Youngest province, youngest population

14/04/2003 10:00

The proportion of young people in the population is largest in the province of Flevoland: nearly four out of every ten inhabitants of this province are younger than 25 years.

Young people per province, 2003

Provinces with many children

Half a century ago, families in the south of the country had more children than families in the north. Around 1950 the number of births per thousand inhabitants in the southern provinces of North Brabant and Limburg was about one quarter higher than in the northern provinces Groningen and Friesland.

This north-south divide has ceased to exits. Today, fewest children are born in Limburg and Groningen, while most babies are born in the provinces of Flevoland, Drenthe, Friesland and Overijssel. Flevoland is now the province with the largest share of young people in its population.

Young people by province and ethnic origin, 2002

Young Flevoland

It is not only the increase in the number of births that has rejuvenated Flevoland. Internal migration also played part: the city of Almere in particular attracted many young families and young couples who wanted to start a family.

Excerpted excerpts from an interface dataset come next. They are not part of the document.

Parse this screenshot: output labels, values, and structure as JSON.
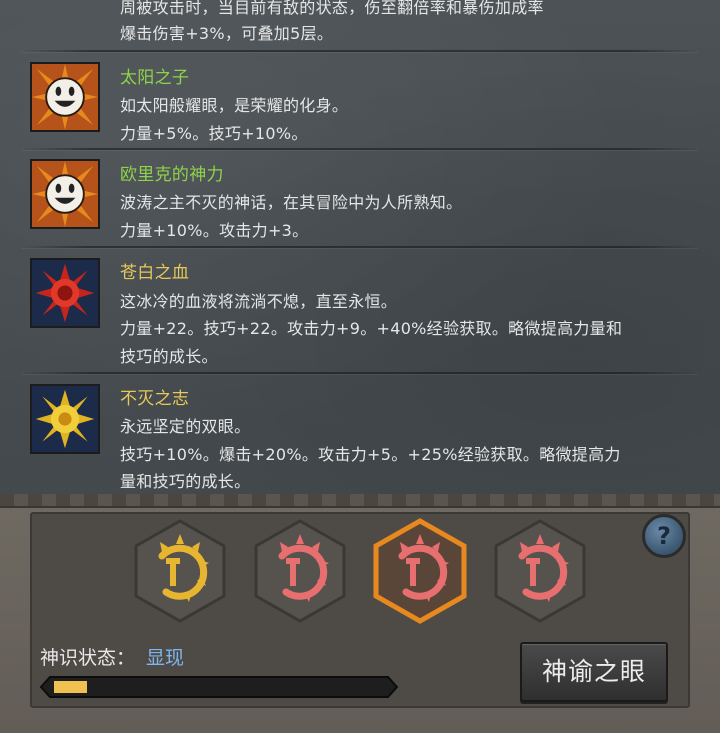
{
  "buffs": [
    {
      "id": "partial",
      "title": "",
      "lines": [
        "周被攻击时，当目前有敌的状态，伤至翻倍率和暴伤加成率",
        "爆击伤害+3%，可叠加5层。"
      ]
    },
    {
      "id": "sun-son",
      "title": "太阳之子",
      "title_color": "green",
      "icon": "smiley-sun-icon",
      "lines": [
        "如太阳般耀眼，是荣耀的化身。",
        "力量+5%。技巧+10%。"
      ]
    },
    {
      "id": "euric-power",
      "title": "欧里克的神力",
      "title_color": "green",
      "icon": "smiley-sun-icon",
      "lines": [
        "波涛之主不灭的神话，在其冒险中为人所熟知。",
        "力量+10%。攻击力+3。"
      ]
    },
    {
      "id": "pale-blood",
      "title": "苍白之血",
      "title_color": "yellow",
      "icon": "red-sun-icon",
      "lines": [
        "这冰冷的血液将流淌不熄，直至永恒。",
        "力量+22。技巧+22。攻击力+9。+40%经验获取。略微提高力量和",
        "技巧的成长。"
      ]
    },
    {
      "id": "immortal-will",
      "title": "不灭之志",
      "title_color": "yellow",
      "icon": "gold-sun-icon",
      "lines": [
        "永远坚定的双眼。",
        "技巧+10%。爆击+20%。攻击力+5。+25%经验获取。略微提高力",
        "量和技巧的成长。"
      ]
    }
  ],
  "glyphs": [
    {
      "name": "gold-glyph-icon",
      "color": "#e8b531",
      "selected": false
    },
    {
      "name": "red-glyph-icon",
      "color": "#e86f6f",
      "selected": false
    },
    {
      "name": "red-glyph-icon-selected",
      "color": "#e86f6f",
      "selected": true
    },
    {
      "name": "red-glyph-icon",
      "color": "#e86f6f",
      "selected": false
    }
  ],
  "status": {
    "label": "神识状态：",
    "value": "显现"
  },
  "progress": {
    "fraction": 0.1
  },
  "oracle_button": {
    "label": "神谕之眼"
  },
  "help": {
    "symbol": "?"
  },
  "colors": {
    "green_title": "#8fd34a",
    "yellow_title": "#e7c85a",
    "accent_orange": "#e7891e",
    "status_blue": "#7fb6ef"
  }
}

Internal migration was also the reason why the relatively infertile province of Groningen is younger than average. Here there is an overrepresentation of 18–24 year-olds because of the colleges and university there. Nearly 11 percent of the population of Groningen is in the age category 18–24 years, more than in neighbouring Drenthe (7 percent).

Many children in smaller municipalities

The composition of the young population differs between small and large municipalities. There are relatively more children of primary and secondary school ages in smaller municipalities, while there are more young adults aged 18-25 years in municipalities with 100 thousand or more inhabitants. This pattern is especially clear in municipalities with universities and vocational colleges, such as Groningen.

Young people by size of municipality and ethnic origin, 2002

Relatively many people with a non-western foreign background live in the western provinces and in the large cities. As these groups have a higher birth rate, this phenomenon is even more clearly observed for young people with a non-western foreign background: this group accounted for a four times larger share of the population in South Holland than in Drenthe. In municipalities with more than 100 thousand inhabitants the share is eight times as high as in municipalities with fewer than 10 thousand inhabitants.

The distribution of non-western foreigners across the provinces is partly an inheritance from the 1960s and 1970s. Relatively many Turks live in the east of the country. This is because many low-educated Turks originally came here to work in the manufacturing centres in the provinces of Overijssel and North Brabant.

Joop Garssen